Later Developments - After Young British Artists
Many of the artists originally labelled YBAs are now in their fifties, and continue to make enormously popular art that consistently fetches top prices at auction. Hirst's work is especially lucrative and has enabled him to amass a massive fortune - his personal net worth was estimated at between $400 million and $1 billion as of July 2015. This financial astuteness and entrepreneurial skill is viewed by many commentators, in the UK at least, as the YBA's main legacy.
The gallery scene in London remains one of the most influential in the world, with spaces such as White Cube and Sadie Coles still riding high on their initial early '90s success in selling the work of the YBAs, meaning the city remains one of the most vibrant contemporary art centers in the world. The Turner Prize, established in 1984, began to garner more attention once the YBAs came on to the art scene. It is annually given to a British artist under the age of 50 working in any media.
Artists today still make work that tackles the same themes as the YBAs did in the '90s. Contemporary sculptors such as American Darren Bader and Austrian Valentin Ruhry, for example, continue to engage with the notion of the readymade in their own way, while female artists such as Marie Jacotey-Voyatzis and French video artist Laure Prouvost play with themes of autobiography and modern womanhood in a way that is comparable to Tracey Emin.
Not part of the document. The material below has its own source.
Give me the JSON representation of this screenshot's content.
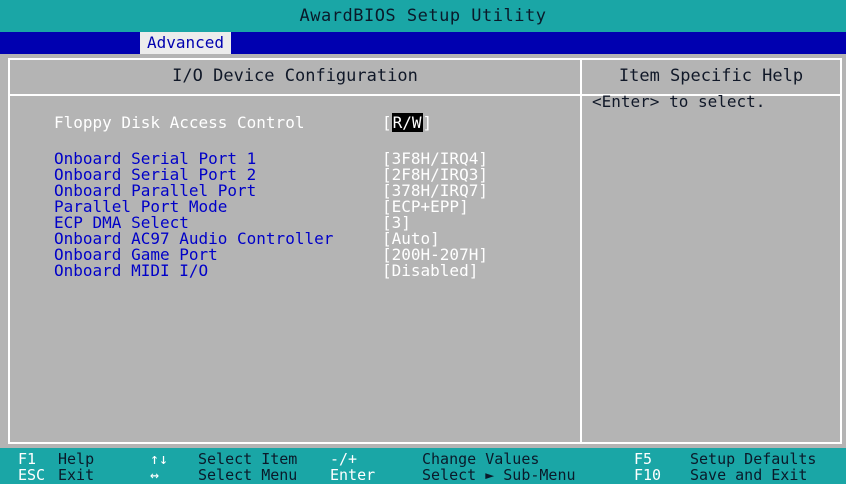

Damien Hirst is cited as a direct influence by Takashi Murakami, known as the 'Japanese Warhol' for his hugely profitable, factory-like studios in New York and Japan that are run in a similar way to Hirst's in the UK. The political activist and superstar of Chinese art, Ai Weiwei, operates his internationally successful practice in a similar way - with enormous studios in China and a team of assistants. Weiwei's large installations made from vases dipped in primary-colored paint also have a strong aesthetic resonance with Hirst's Spot Paintings.
A number of YBAs are now a firm part of the very establishment they were once distinct from. Several members of the group - including Emin, Gary Hume, and Michael Landy - have been elected as Royal Academicians (members of the Royal Academy of Art in Piccadilly in London, the UK's pre-eminent institution for the arts). Hume, Emin, Lucas, and Ofili have also represented the United Kingdom at the Venice Biennale, while Whiteread, Hirst, and Ofili have been awarded the Turner Prize.